Work item: Wherever the word "name" occurs in the lines below, copy the whole line.

Excerpted records:

[Start of Attachment]

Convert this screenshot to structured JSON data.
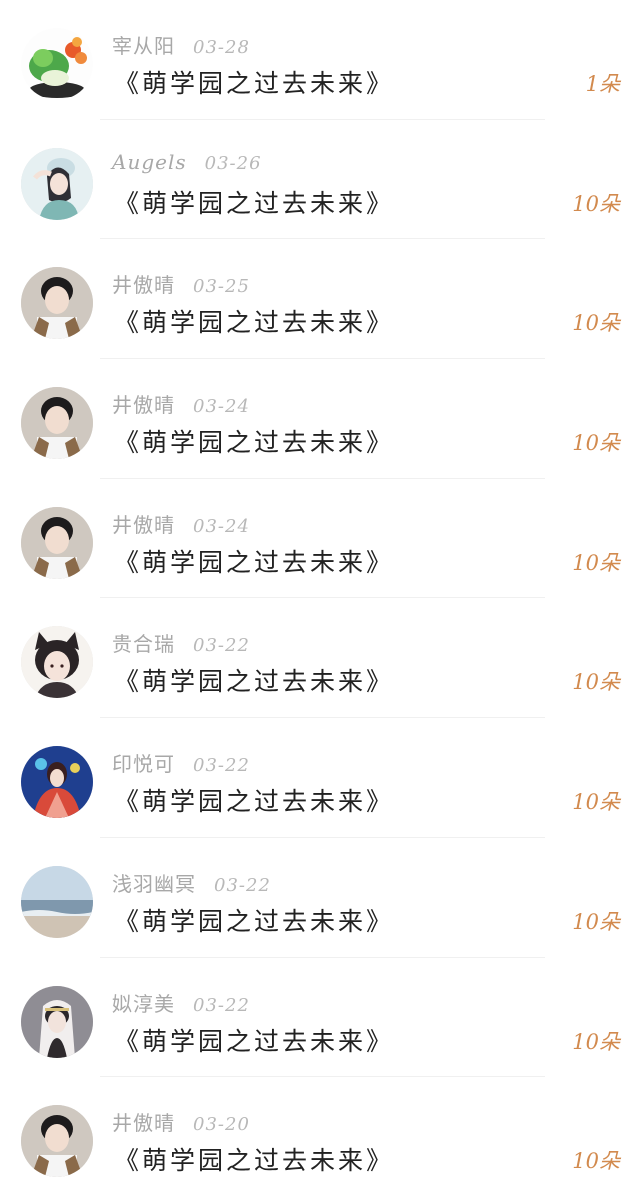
{
  "gift_list": {
    "items": [
      {
        "name": "宰从阳",
        "date": "03-28",
        "title": "《萌学园之过去未来》",
        "flowers": "1朵",
        "avatar": "plant-avatar"
      },
      {
        "name": "Augels",
        "date": "03-26",
        "title": "《萌学园之过去未来》",
        "flowers": "10朵",
        "avatar": "girl-avatar"
      },
      {
        "name": "井傲晴",
        "date": "03-25",
        "title": "《萌学园之过去未来》",
        "flowers": "10朵",
        "avatar": "boy-avatar"
      },
      {
        "name": "井傲晴",
        "date": "03-24",
        "title": "《萌学园之过去未来》",
        "flowers": "10朵",
        "avatar": "boy-avatar"
      },
      {
        "name": "井傲晴",
        "date": "03-24",
        "title": "《萌学园之过去未来》",
        "flowers": "10朵",
        "avatar": "boy-avatar"
      },
      {
        "name": "贵合瑞",
        "date": "03-22",
        "title": "《萌学园之过去未来》",
        "flowers": "10朵",
        "avatar": "cat-girl-avatar"
      },
      {
        "name": "印悦可",
        "date": "03-22",
        "title": "《萌学园之过去未来》",
        "flowers": "10朵",
        "avatar": "hanfu-avatar"
      },
      {
        "name": "浅羽幽冥",
        "date": "03-22",
        "title": "《萌学园之过去未来》",
        "flowers": "10朵",
        "avatar": "sea-avatar"
      },
      {
        "name": "姒淳美",
        "date": "03-22",
        "title": "《萌学园之过去未来》",
        "flowers": "10朵",
        "avatar": "veil-girl-avatar"
      },
      {
        "name": "井傲晴",
        "date": "03-20",
        "title": "《萌学园之过去未来》",
        "flowers": "10朵",
        "avatar": "boy-avatar"
      }
    ]
  },
  "colors": {
    "name": "#a8a8a8",
    "date": "#b8b8b8",
    "title": "#222222",
    "flowers": "#d28a4e"
  }
}
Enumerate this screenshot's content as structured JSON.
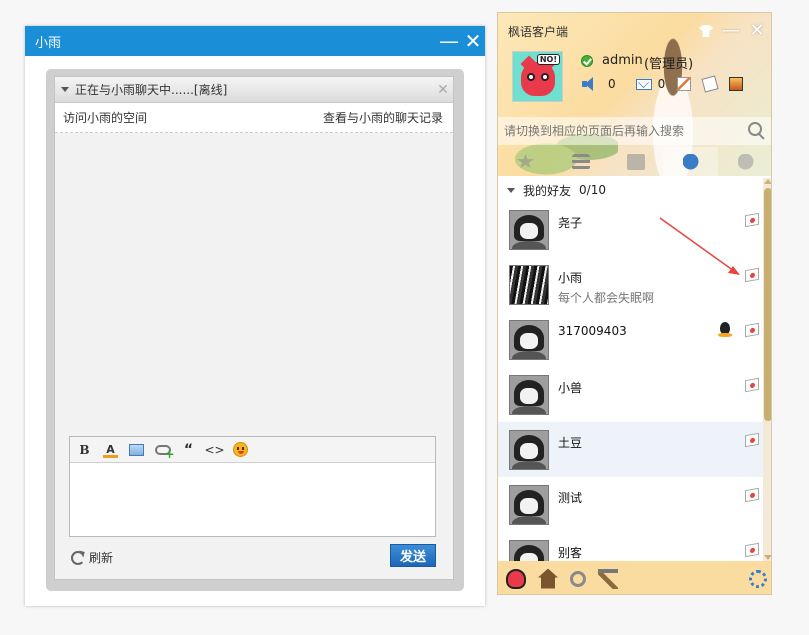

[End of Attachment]

Reply:
        "name": "宰从阳",
        "name": "Augels",
        "name": "井傲晴",
        "name": "井傲晴",
        "name": "井傲晴",
        "name": "贵合瑞",
        "name": "印悦可",
        "name": "浅羽幽冥",
        "name": "姒淳美",
        "name": "井傲晴",
    "name": "#a8a8a8",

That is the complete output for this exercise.